- [WHAT YOU ARE ASKED TO DO]: Could you please return each line of the data that has the word "Composition"?

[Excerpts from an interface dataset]
◇ ◇ ◇ ◇ ◇ ◇ ◇

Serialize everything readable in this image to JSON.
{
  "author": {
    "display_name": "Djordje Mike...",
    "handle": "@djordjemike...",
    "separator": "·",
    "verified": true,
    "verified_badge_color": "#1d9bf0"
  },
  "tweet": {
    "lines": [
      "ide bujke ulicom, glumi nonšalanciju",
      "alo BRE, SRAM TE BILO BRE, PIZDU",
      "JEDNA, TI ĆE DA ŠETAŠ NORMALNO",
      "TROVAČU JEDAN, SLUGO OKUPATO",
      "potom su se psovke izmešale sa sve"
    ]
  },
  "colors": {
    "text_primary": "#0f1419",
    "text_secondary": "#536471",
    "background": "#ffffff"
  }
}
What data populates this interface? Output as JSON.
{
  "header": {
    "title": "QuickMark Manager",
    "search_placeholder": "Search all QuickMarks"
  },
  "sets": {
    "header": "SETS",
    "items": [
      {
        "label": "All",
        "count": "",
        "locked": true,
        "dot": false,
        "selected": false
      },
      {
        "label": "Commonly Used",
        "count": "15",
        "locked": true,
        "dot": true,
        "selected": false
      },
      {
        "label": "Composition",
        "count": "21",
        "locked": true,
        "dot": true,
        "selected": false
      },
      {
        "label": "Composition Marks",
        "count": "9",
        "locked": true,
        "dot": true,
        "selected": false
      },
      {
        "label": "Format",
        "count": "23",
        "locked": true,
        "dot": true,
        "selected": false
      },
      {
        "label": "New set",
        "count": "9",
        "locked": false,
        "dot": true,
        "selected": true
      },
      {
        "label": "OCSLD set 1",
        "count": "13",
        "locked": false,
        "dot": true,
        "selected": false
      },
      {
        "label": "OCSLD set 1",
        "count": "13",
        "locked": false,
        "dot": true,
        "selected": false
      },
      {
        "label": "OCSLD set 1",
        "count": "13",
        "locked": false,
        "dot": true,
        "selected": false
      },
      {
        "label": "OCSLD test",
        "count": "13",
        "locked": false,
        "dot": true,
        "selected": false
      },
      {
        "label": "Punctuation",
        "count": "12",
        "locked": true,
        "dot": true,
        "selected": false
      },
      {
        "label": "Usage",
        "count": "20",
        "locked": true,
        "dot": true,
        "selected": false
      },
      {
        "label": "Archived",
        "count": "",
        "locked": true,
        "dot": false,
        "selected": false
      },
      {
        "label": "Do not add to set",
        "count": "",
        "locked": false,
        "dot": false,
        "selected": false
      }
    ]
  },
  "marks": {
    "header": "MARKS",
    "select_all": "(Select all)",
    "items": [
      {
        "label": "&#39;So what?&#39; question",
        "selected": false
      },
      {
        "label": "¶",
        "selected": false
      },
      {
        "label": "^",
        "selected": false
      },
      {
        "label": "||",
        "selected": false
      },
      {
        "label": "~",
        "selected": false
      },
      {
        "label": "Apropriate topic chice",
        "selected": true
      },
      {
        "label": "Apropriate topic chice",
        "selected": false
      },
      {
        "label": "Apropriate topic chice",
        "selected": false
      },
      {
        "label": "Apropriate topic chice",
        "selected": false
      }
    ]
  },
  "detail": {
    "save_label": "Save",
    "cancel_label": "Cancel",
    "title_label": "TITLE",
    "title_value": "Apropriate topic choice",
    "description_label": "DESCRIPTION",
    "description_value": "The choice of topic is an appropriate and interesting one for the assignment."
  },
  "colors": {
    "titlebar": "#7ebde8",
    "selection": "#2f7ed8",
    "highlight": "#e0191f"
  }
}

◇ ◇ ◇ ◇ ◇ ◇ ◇

- [SOLUTION TO THIS PROBLEM]:
        "label": "Composition",
        "label": "Composition Marks",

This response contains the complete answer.